We all know the holidays are the perfect time for all our good intentions about eating healthy to be sabotaged left and right. I wonder why – who said that egg nog was somehow more delicious than a fruit smoothie? Why would I be drawn to white mashed potatoes with butter instead of roasted red potatoes drizzled with oil and fresh rosemary? Who decided that apple pie with ice cream is somehow more festive than a healthy apple crisp flavored with some nuts, raisins, and pure maple syrup?
All too often, we let ourselves be tricked by mind games and say, “Well, it’s the holidays. It’s okay to have that huge slice of cheesecake, because how else are we supposed to celebrate?”
It’s actually easier than you think to enjoy all your favorite foods – of course in moderation – by making a few simple substitutions and shifting your mindset. Here are a few quick ideas to help you make it through the season without putting on a few pounds or just plain feeling run down.

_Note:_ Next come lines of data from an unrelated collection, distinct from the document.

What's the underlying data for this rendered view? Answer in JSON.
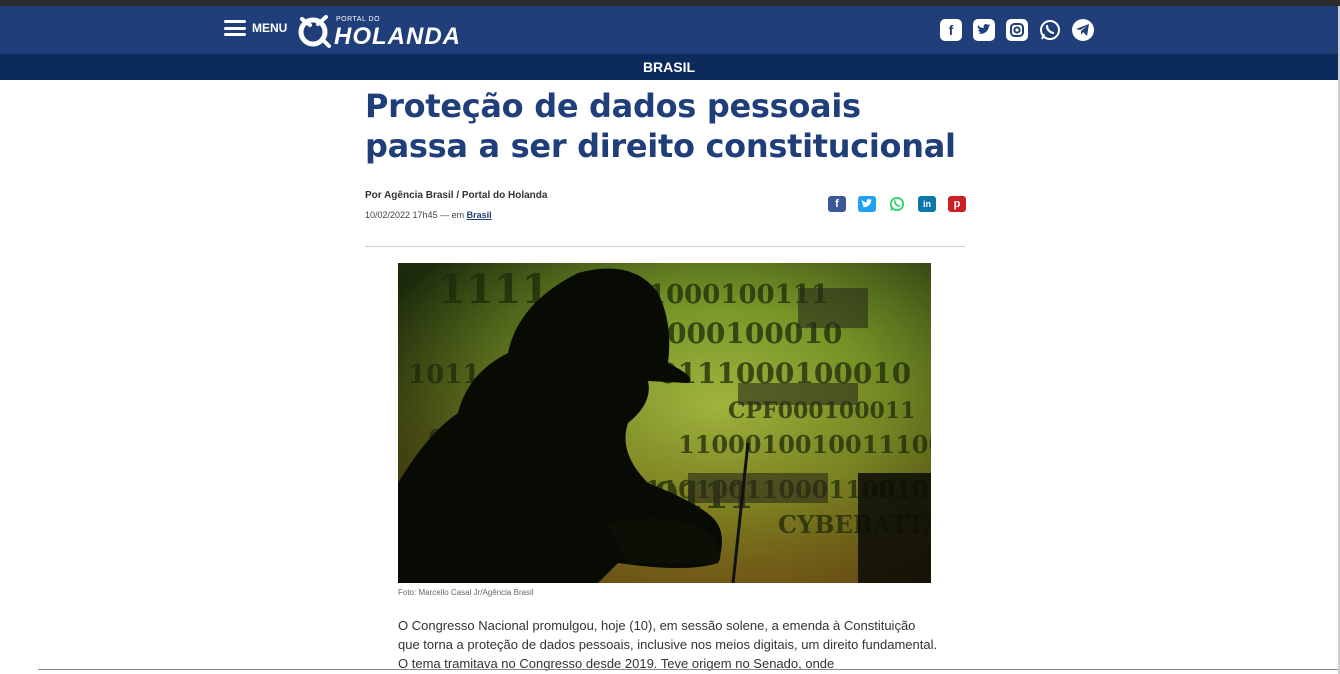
{
  "header": {
    "menu_label": "MENU",
    "logo_small": "PORTAL DO",
    "logo_big": "HOLANDA",
    "socials": [
      "facebook-icon",
      "twitter-icon",
      "instagram-icon",
      "whatsapp-icon",
      "telegram-icon"
    ]
  },
  "category": "BRASIL",
  "article": {
    "title": "Proteção de dados pessoais passa a ser direito constitucional",
    "byline": "Por Agência Brasil / Portal do Holanda",
    "date": "10/02/2022 17h45 — em",
    "section_link": "Brasil",
    "share": [
      {
        "name": "share-facebook-icon",
        "glyph": "f",
        "color": "#3b5998"
      },
      {
        "name": "share-twitter-icon",
        "glyph": "t",
        "color": "#1da1f2"
      },
      {
        "name": "share-whatsapp-icon",
        "glyph": "w",
        "color": "#25d366"
      },
      {
        "name": "share-linkedin-icon",
        "glyph": "in",
        "color": "#0e76a8"
      },
      {
        "name": "share-pinterest-icon",
        "glyph": "p",
        "color": "#cb2027"
      }
    ],
    "photo_caption": "Foto: Marcello Casal Jr/Agência Brasil",
    "body": "O Congresso Nacional promulgou, hoje (10), em sessão solene, a emenda à Constituição que torna a proteção de dados pessoais, inclusive nos meios digitais, um direito fundamental. O tema tramitava no Congresso desde 2019. Teve origem no Senado, onde"
  },
  "colors": {
    "header_bg": "#1f3e7a",
    "category_bg": "#0d2a5c",
    "title": "#1f3e7a"
  }
}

Try to Attend Events with Like-Minded People
If you have friends who know that eating healthy is the best way to keep your spirits bright, plan a party where everyone brings a dish that will contribute to the group’s collective health, instead of ruining everyone’s good intentions!
Bring foods to all parties you attend.

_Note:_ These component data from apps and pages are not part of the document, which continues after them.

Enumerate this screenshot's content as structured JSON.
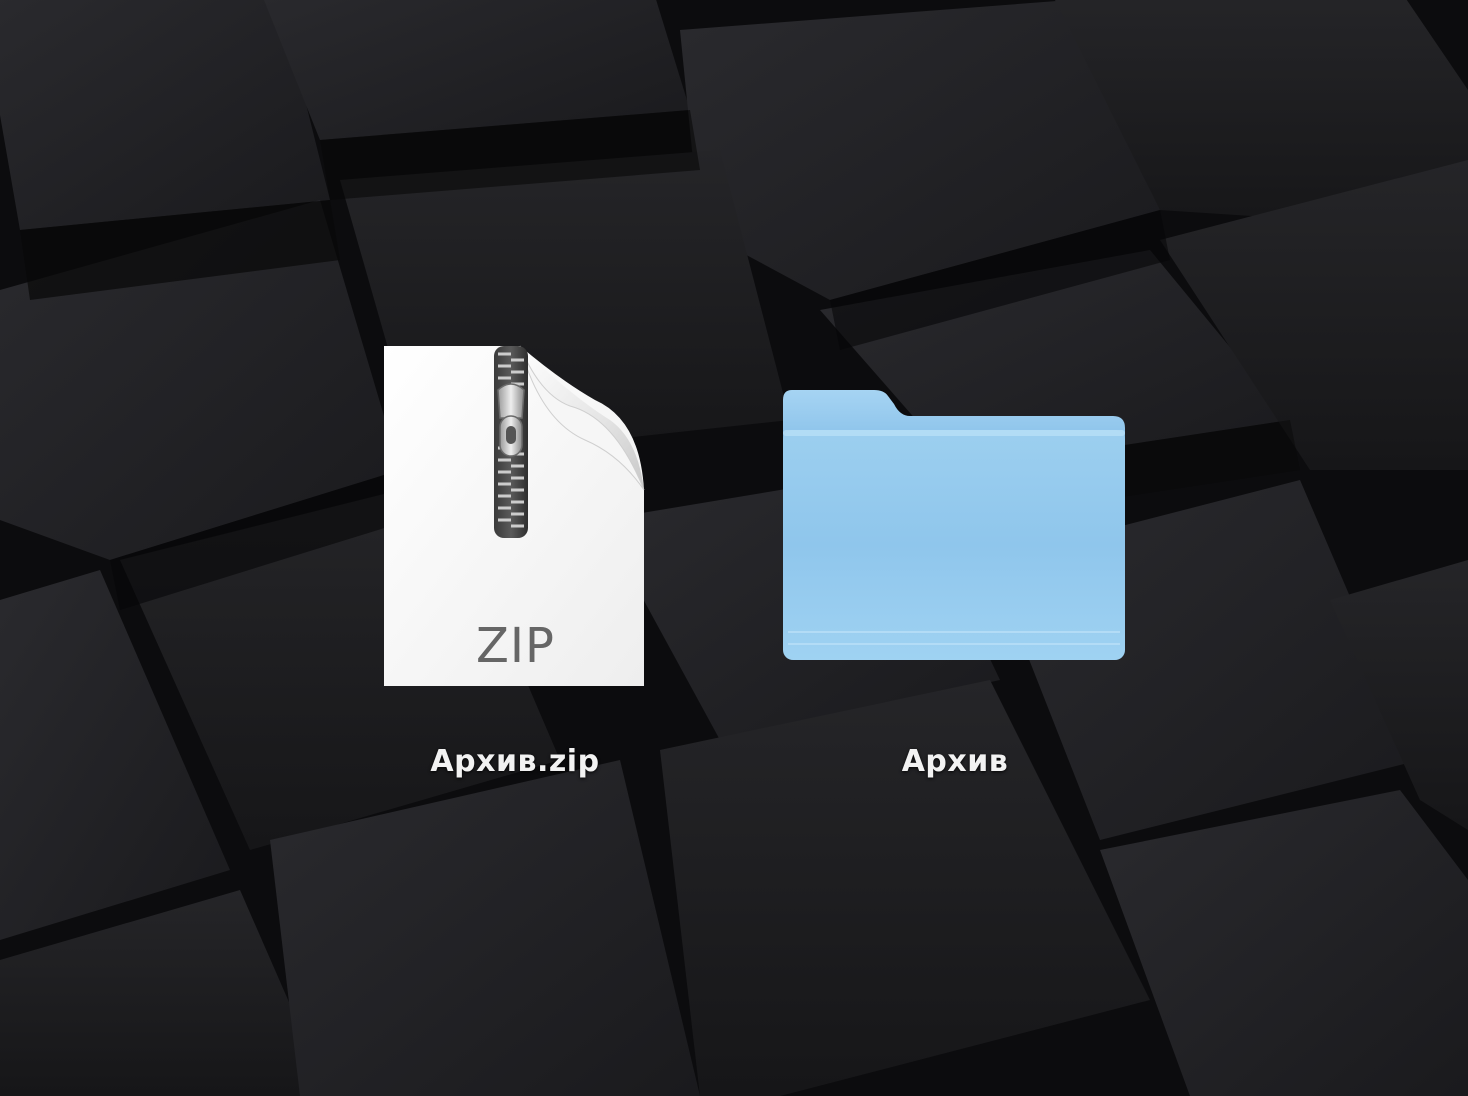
{
  "desktop": {
    "icons": [
      {
        "label": "Архив.zip",
        "icon": "zip-archive-icon",
        "badge": "ZIP"
      },
      {
        "label": "Архив",
        "icon": "folder-icon"
      }
    ]
  },
  "colors": {
    "background": "#0f0f11",
    "folder_blue": "#9ccfef",
    "label_text": "#f2f2f2",
    "zip_badge_text": "#666666"
  }
}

A typical party might have a roast beef with buttery mashed potatoes, veggies soaked in butter, and all kinds of pies, cakes, and cookies made with sugar and white flour. Add to the table yourself! Make a healthy sweet potato dish to put alongside the roast beef, and a big side of beautiful roasted vegetables. If you want the meat, have just a slice, and top the meal off with your own homemade whole grain oatmeal cookie, sweetened with maple syrup. With just a few substitutions, you have not only avoided disaster, but created a healthy and satisfying meal for yourself and perhaps even a few other health conscious guests.
For your own family’s meals…
You can easily create a feast that fills the belly, heart, and soul in a healthy way. You have control over where your food comes from and how to prepare it. Try some delicious creamy soups made with nuts as the base, instead of cream sauces. Bake whole grain breads from scratch – the aroma in the kitchen alone will lift everyone’s moods!
Think about the flavors of the season.
See where you can capitalize on them in a healthy way. Cinnamon is used in all kinds of “bad” foods, but the spice itself is a superfood that, used the right way in a tea or fruit crisp recipe, can be a real boost to your health. And of course, for many of us, a little “bad” food on occasion won’t ruin our health. Just don’t forget to keep eating a high nutrient diet even as you enjoy that slice of pie. If you do, you may even find your desire for the bad foods will slowly go away.
In fact, it’s a powerful shift in your mind to go from thinking, “I want that, but I can’t have it” to “I can have it, but I don’t want it.” And why wouldn’t you want that amazing strawberry cheesecake? Because you know that some foods don’t do anything for your body, but they do all kinds of awful things to it. You don’t want that, and besides… you know that the holidays really aren’t about food anyway. There is so much more meaning to the season, and when we focus on our faith, family and friends first, the food takes its proper place at the party – as fuel, not focus.
Happy Holidays to everyone!
By Jennifer Nyx